Reflecting a decade of change – Uría Menéndez

Uría Menéndez’s decision to build Portuguese capability was perceived as a dramatic move at the time but the firm’s evolution has only reflected the changing economic and market demand



La decisión de Uría Menéndez de desarrollar su propia práctica portuguesa pareció en su día muy arriesgada, pero la evolución del despacho desde entonces ha demostrado su adaptación a nuevas exigencias del mercado. Según Duarte Garín, Socio Director en Portugal, la necesidad de una perspectiva ibérica es más imperiosa que nunca. Las empresas que operan en España y Portugal quieren conocer el impacto de los cambios económicos, políticos y regulatorios en sus negocios.

The Portuguese economy and legal market have evolved significantly in the ten years since Duarte Garin took over the lead of Uría Menéndez’s Lisbon practice.
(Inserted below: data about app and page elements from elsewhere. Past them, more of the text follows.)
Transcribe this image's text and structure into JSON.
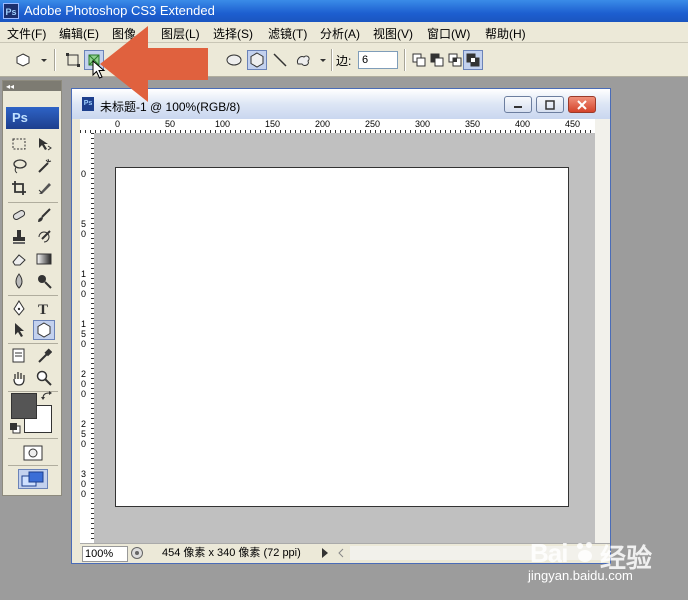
{
  "app": {
    "icon_label": "Ps",
    "title": "Adobe Photoshop CS3 Extended"
  },
  "menu": [
    "文件(F)",
    "编辑(E)",
    "图像",
    "图层(L)",
    "选择(S)",
    "滤镜(T)",
    "分析(A)",
    "视图(V)",
    "窗口(W)",
    "帮助(H)"
  ],
  "options": {
    "sides_label": "边:",
    "sides_value": "6"
  },
  "toolbox": {
    "logo": "Ps"
  },
  "document": {
    "title": "未标题-1 @ 100%(RGB/8)",
    "ruler_h_labels": [
      "0",
      "50",
      "100",
      "150",
      "200",
      "250",
      "300",
      "350",
      "400",
      "450"
    ],
    "ruler_v_labels": [
      "0",
      "5 0",
      "1 0 0",
      "1 5 0",
      "2 0 0",
      "2 5 0",
      "3 0 0"
    ],
    "zoom": "100%",
    "status": "454 像素 x 340 像素 (72 ppi)"
  },
  "colors": {
    "accent": "#1d5fd0",
    "arrow": "#e0613e",
    "foreground": "#555555",
    "background": "#ffffff"
  },
  "watermark": {
    "brand": "Bai",
    "brand2": "经验",
    "url": "jingyan.baidu.com"
  }
}
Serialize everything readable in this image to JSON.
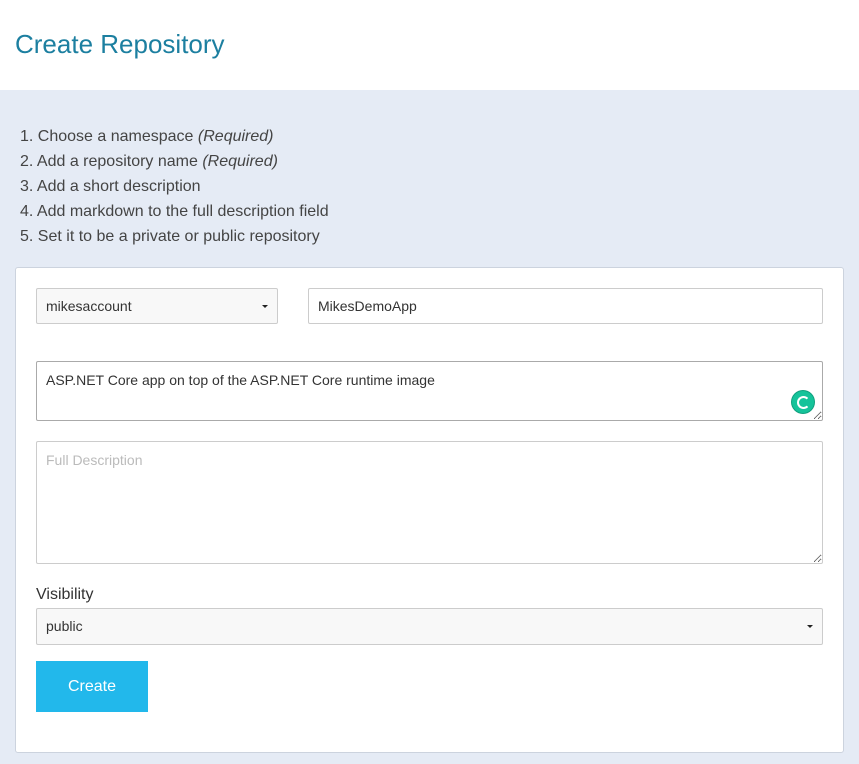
{
  "header": {
    "title": "Create Repository"
  },
  "steps": [
    {
      "number": "1.",
      "text": "Choose a namespace",
      "note": "(Required)"
    },
    {
      "number": "2.",
      "text": "Add a repository name",
      "note": "(Required)"
    },
    {
      "number": "3.",
      "text": "Add a short description",
      "note": ""
    },
    {
      "number": "4.",
      "text": "Add markdown to the full description field",
      "note": ""
    },
    {
      "number": "5.",
      "text": "Set it to be a private or public repository",
      "note": ""
    }
  ],
  "form": {
    "namespace": {
      "value": "mikesaccount"
    },
    "repo_name": {
      "value": "MikesDemoApp"
    },
    "short_description": {
      "value": "ASP.NET Core app on top of the ASP.NET Core runtime image"
    },
    "full_description": {
      "value": "",
      "placeholder": "Full Description"
    },
    "visibility": {
      "label": "Visibility",
      "value": "public"
    },
    "create_label": "Create"
  },
  "icons": {
    "grammar_indicator": "grammar-check-icon",
    "grammar_color": "#15c39a",
    "dropdown": "caret-down-icon"
  },
  "colors": {
    "title": "#1c7fa0",
    "background": "#e5ebf5",
    "button": "#22b8eb"
  }
}
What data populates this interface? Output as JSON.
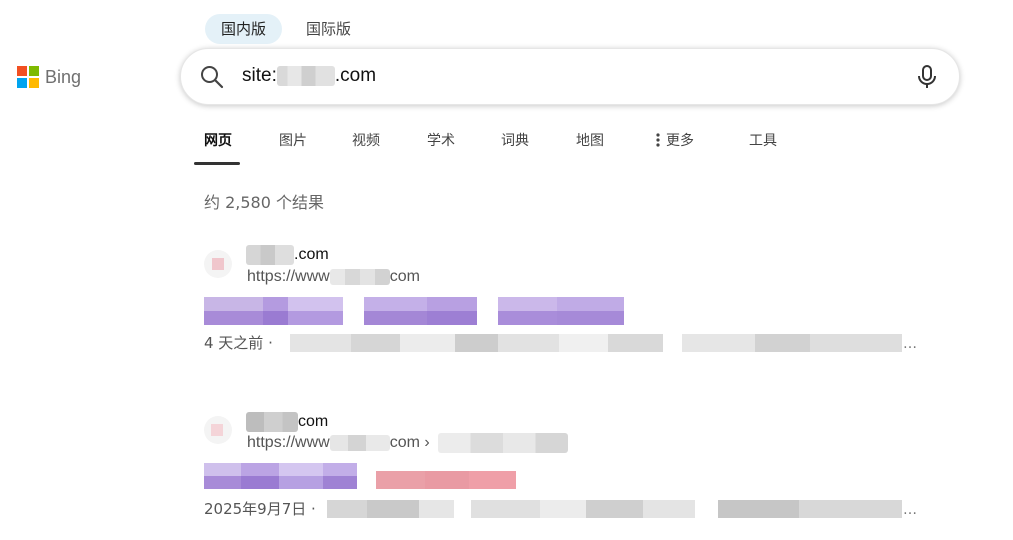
{
  "logo": {
    "text": "Bing"
  },
  "markets": [
    "国内版",
    "国际版"
  ],
  "search": {
    "prefix": "site:",
    "suffix": ".com"
  },
  "scopes": [
    "网页",
    "图片",
    "视频",
    "学术",
    "词典",
    "地图",
    "更多",
    "工具"
  ],
  "result_count": "约 2,580 个结果",
  "results": [
    {
      "site_suffix": ".com",
      "url_prefix": "https://www",
      "url_suffix": "com",
      "date": "4 天之前 ·",
      "ellipsis": "…"
    },
    {
      "site_suffix": "com",
      "url_prefix": "https://www",
      "url_suffix": "com ›",
      "date": "2025年9月7日 ·",
      "ellipsis": "…"
    }
  ],
  "colors": {
    "accent_tab": "#e4f1f8",
    "title_purple": "#9b7fd0",
    "title_pink": "#e89aa2"
  }
}
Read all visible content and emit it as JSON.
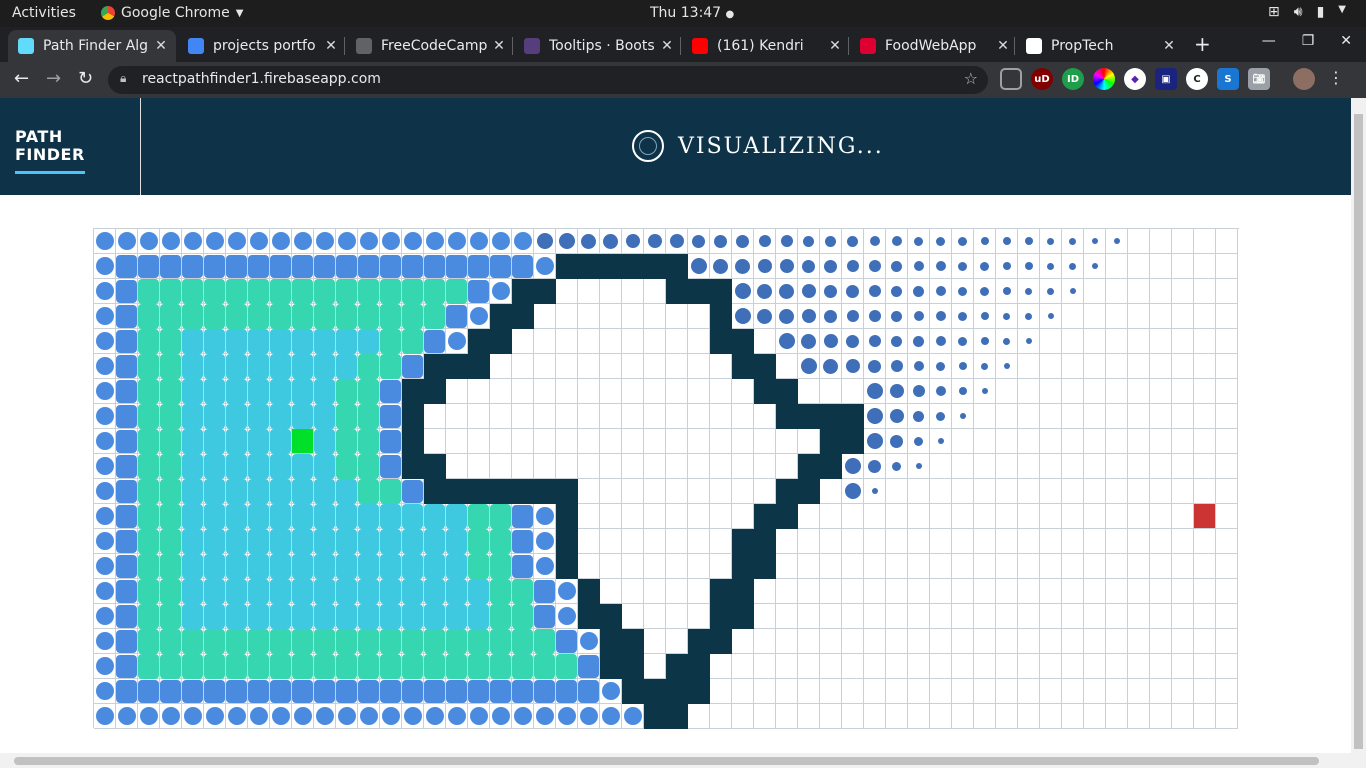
{
  "system_bar": {
    "activities": "Activities",
    "app_name": "Google Chrome",
    "clock": "Thu 13:47"
  },
  "browser": {
    "tabs": [
      {
        "title": "Path Finder Alg",
        "favicon": "react-icon",
        "color": "#61dafb",
        "active": true
      },
      {
        "title": "projects portfo",
        "favicon": "google-icon",
        "color": "#4285f4",
        "active": false
      },
      {
        "title": "FreeCodeCamp",
        "favicon": "freecodecamp-icon",
        "color": "#5f6368",
        "active": false
      },
      {
        "title": "Tooltips · Boots",
        "favicon": "bootstrap-icon",
        "color": "#563d7c",
        "active": false
      },
      {
        "title": "(161) Kendri",
        "favicon": "youtube-icon",
        "color": "#ff0000",
        "active": false
      },
      {
        "title": "FoodWebApp",
        "favicon": "angular-icon",
        "color": "#dd0031",
        "active": false
      },
      {
        "title": "PropTech",
        "favicon": "proptech-icon",
        "color": "#ffffff",
        "active": false
      }
    ],
    "url": "reactpathfinder1.firebaseapp.com"
  },
  "app": {
    "brand_line1": "PATH",
    "brand_line2": "FINDER",
    "status_label": "VISUALIZING..."
  },
  "grid": {
    "columns": 52,
    "rows": 20,
    "start": [
      9,
      8
    ],
    "finish": [
      50,
      11
    ],
    "colors": {
      "wall": "#0c3547",
      "start": "#00e02a",
      "finish": "#cc3333",
      "visited_recent": "#3f6fb8",
      "visited_mid": "#4a8be0",
      "visited_old": "#35d6b0",
      "visited_oldest": "#3ec9e0"
    }
  }
}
The firm opened in Portugal in 1997 but since 2001 he has acted as Managing Partner having joined the firm among its first cohort of Portuguese lawyers.
“The arrival of Uría Menéndez certainly changed Lisbon’s legal landscape but in essence it was only a reflection of the opening up of the economy itself. Over the last decade we have seen a continuing expansion of international investment and while the current situation may not be the best, it nonetheless continues to present opportunities for those willing to undertake the due diligence.”
Garin reflects on the start of the last decade however as a truly different time: the Portuguese Government was embarking on the expansion of the country’s road, rail and airport infrastructure and there was a rush of foreign investment in Portuguese companies and assets. At the forefront of this charge were the Spanish, which however continues today.
“Even before I joined the firm, it was very clear that the ‘Iberian’ concept was growing and in which direction the economy was going. Uría Menéndez was therefore playing to its strengths but by 2004 it was increasingly evident that we didn’t have the capacity to do everything our clients wanted. We had grown organically and through lateral hires to around 25 lawyers but we saw the need to rethink this approach.”
The idea of a merger with a Portuguese firm may have seemed unthinkable only a few years before, but in 2004 Uría Menéndez integrated the prominent local corporate boutique Vasconcelos F Sá Carneiro Fontes & Associados.
“That move gave us the ability to handle several significant transactions at one time, which we did not have before but also endorsed the project as a whole. We were no longer the ´Spanish´ firm. It sealed our position among the top-tier corporate practices in Lisbon and reinforced the message that we were building our own local client base.”
But seven years on, a global financial crisis and the departure of some of the very same lawyers later, the firm has had to adapt to both the changing economic and legal market realities. Today, less than 10 percent of Uría Menéndez’s clients in Portugal are Spanish, says Garin.
Reflecting this deeper domestic reach, and the integration of leading insolvency and disputes boutique Proença de Carvalho & Associados last February, his firm now operates as Uría Menéndez-Proença de Carvalho in Portugal.
Nonetheless, some things remain the same, says Garin. “The Portuguese economy may no longer be ‘hot’ and we may have experienced our own issues but there is still considerable economic activity, it is just of a different kind and our practice has had to adapt to this.”
And through the good and bad economic times the notion of a single “Iberia” remains. The Portuguese and Spanish economies are now more interconnected than ever, he says. Multinationals particularly see a single market, albeit with regional differences, and perhaps with Madrid as the emerging economic centre, but there are also now more Portuguese investors in Spain than at any other time.
“The two countries no longer have their backs to each other. There is a greater flow of people, ideas and investment. This is not just a characteristic of the boom years but here to stay. Of course we have different traditions and histories but our cultures and legal codes are similar, and combined, our two economies are undoubtedly more attractive than apart.”
Uría Menéndez is also no longer the only firm in the market able to offer both Spanish and Portuguese capability, but Garin again takes this as an endorsement of his own firm’s strategy and of clients’ increased desire for joined-up expertise.
“The demand for an Iberian perspective is stronger than ever. Businesses with operations in both Spain and Portugal, and those contemplating such a move, want to know what the impact of the current economic, political and regulatory changes being experienced will have on their operations. We have to always look at our own position within the bigger picture.”